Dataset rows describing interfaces
=== Begin Enclosure ===

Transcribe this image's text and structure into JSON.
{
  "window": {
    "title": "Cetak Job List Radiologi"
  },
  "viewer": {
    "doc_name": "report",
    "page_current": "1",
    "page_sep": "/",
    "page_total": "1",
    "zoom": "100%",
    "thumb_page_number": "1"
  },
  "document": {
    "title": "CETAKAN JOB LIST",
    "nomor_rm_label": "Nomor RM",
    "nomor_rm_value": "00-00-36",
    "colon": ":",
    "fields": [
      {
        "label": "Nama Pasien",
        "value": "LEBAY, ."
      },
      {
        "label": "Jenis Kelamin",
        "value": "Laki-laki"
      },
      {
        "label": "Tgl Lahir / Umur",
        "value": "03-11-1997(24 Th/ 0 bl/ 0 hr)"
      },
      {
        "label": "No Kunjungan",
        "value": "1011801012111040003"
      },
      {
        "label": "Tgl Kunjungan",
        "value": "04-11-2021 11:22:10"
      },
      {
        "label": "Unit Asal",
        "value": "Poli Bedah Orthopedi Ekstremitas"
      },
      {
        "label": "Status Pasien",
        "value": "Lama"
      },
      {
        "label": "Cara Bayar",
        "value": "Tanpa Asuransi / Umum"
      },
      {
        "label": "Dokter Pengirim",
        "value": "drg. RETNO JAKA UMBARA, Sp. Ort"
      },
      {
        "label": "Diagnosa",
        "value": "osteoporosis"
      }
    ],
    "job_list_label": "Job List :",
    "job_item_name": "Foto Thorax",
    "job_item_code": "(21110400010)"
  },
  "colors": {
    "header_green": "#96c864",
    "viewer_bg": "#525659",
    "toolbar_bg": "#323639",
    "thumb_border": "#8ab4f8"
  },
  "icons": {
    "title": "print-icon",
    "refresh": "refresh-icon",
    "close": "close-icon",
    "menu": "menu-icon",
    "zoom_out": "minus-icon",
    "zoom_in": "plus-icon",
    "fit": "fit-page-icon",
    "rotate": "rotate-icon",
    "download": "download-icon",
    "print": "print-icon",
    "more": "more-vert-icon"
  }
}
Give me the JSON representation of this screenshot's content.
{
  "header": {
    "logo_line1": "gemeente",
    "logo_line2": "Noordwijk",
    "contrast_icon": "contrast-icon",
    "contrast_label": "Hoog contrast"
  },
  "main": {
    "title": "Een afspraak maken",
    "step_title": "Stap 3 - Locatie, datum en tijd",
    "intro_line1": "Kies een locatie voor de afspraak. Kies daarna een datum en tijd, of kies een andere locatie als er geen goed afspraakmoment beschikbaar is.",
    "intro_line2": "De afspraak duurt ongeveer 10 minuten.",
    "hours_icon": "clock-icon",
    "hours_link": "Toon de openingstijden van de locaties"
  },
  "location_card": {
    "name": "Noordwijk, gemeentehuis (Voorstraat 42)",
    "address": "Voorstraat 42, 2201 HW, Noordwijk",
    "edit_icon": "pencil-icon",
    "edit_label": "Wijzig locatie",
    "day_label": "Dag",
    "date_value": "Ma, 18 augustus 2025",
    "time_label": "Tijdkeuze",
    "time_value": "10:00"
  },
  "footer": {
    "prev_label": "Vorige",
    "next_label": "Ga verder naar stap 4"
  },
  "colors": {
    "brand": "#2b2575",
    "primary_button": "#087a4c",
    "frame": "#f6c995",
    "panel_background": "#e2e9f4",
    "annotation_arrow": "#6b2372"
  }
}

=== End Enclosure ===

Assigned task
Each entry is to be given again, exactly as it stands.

Written response
Transcribe this image's text and structure into JSON.
{
  "window": {
    "title": "Cetak Job List Radiologi"
  },
  "viewer": {
    "doc_name": "report",
    "page_current": "1",
    "page_sep": "/",
    "page_total": "1",
    "zoom": "100%",
    "thumb_page_number": "1"
  },
  "document": {
    "title": "CETAKAN JOB LIST",
    "nomor_rm_label": "Nomor RM",
    "nomor_rm_value": "00-00-36",
    "colon": ":",
    "fields": [
      {
        "label": "Nama Pasien",
        "value": "LEBAY, ."
      },
      {
        "label": "Jenis Kelamin",
        "value": "Laki-laki"
      },
      {
        "label": "Tgl Lahir / Umur",
        "value": "03-11-1997(24 Th/ 0 bl/ 0 hr)"
      },
      {
        "label": "No Kunjungan",
        "value": "1011801012111040003"
      },
      {
        "label": "Tgl Kunjungan",
        "value": "04-11-2021 11:22:10"
      },
      {
        "label": "Unit Asal",
        "value": "Poli Bedah Orthopedi Ekstremitas"
      },
      {
        "label": "Status Pasien",
        "value": "Lama"
      },
      {
        "label": "Cara Bayar",
        "value": "Tanpa Asuransi / Umum"
      },
      {
        "label": "Dokter Pengirim",
        "value": "drg. RETNO JAKA UMBARA, Sp. Ort"
      },
      {
        "label": "Diagnosa",
        "value": "osteoporosis"
      }
    ],
    "job_list_label": "Job List :",
    "job_item_name": "Foto Thorax",
    "job_item_code": "(21110400010)"
  },
  "colors": {
    "header_green": "#96c864",
    "viewer_bg": "#525659",
    "toolbar_bg": "#323639",
    "thumb_border": "#8ab4f8"
  },
  "icons": {
    "title": "print-icon",
    "refresh": "refresh-icon",
    "close": "close-icon",
    "menu": "menu-icon",
    "zoom_out": "minus-icon",
    "zoom_in": "plus-icon",
    "fit": "fit-page-icon",
    "rotate": "rotate-icon",
    "download": "download-icon",
    "print": "print-icon",
    "more": "more-vert-icon"
  }
}
Give me the JSON representation of this screenshot's content.
{
  "header": {
    "logo_line1": "gemeente",
    "logo_line2": "Noordwijk",
    "contrast_icon": "contrast-icon",
    "contrast_label": "Hoog contrast"
  },
  "main": {
    "title": "Een afspraak maken",
    "step_title": "Stap 3 - Locatie, datum en tijd",
    "intro_line1": "Kies een locatie voor de afspraak. Kies daarna een datum en tijd, of kies een andere locatie als er geen goed afspraakmoment beschikbaar is.",
    "intro_line2": "De afspraak duurt ongeveer 10 minuten.",
    "hours_icon": "clock-icon",
    "hours_link": "Toon de openingstijden van de locaties"
  },
  "location_card": {
    "name": "Noordwijk, gemeentehuis (Voorstraat 42)",
    "address": "Voorstraat 42, 2201 HW, Noordwijk",
    "edit_icon": "pencil-icon",
    "edit_label": "Wijzig locatie",
    "day_label": "Dag",
    "date_value": "Ma, 18 augustus 2025",
    "time_label": "Tijdkeuze",
    "time_value": "10:00"
  },
  "footer": {
    "prev_label": "Vorige",
    "next_label": "Ga verder naar stap 4"
  },
  "colors": {
    "brand": "#2b2575",
    "primary_button": "#087a4c",
    "frame": "#f6c995",
    "panel_background": "#e2e9f4",
    "annotation_arrow": "#6b2372"
  }
}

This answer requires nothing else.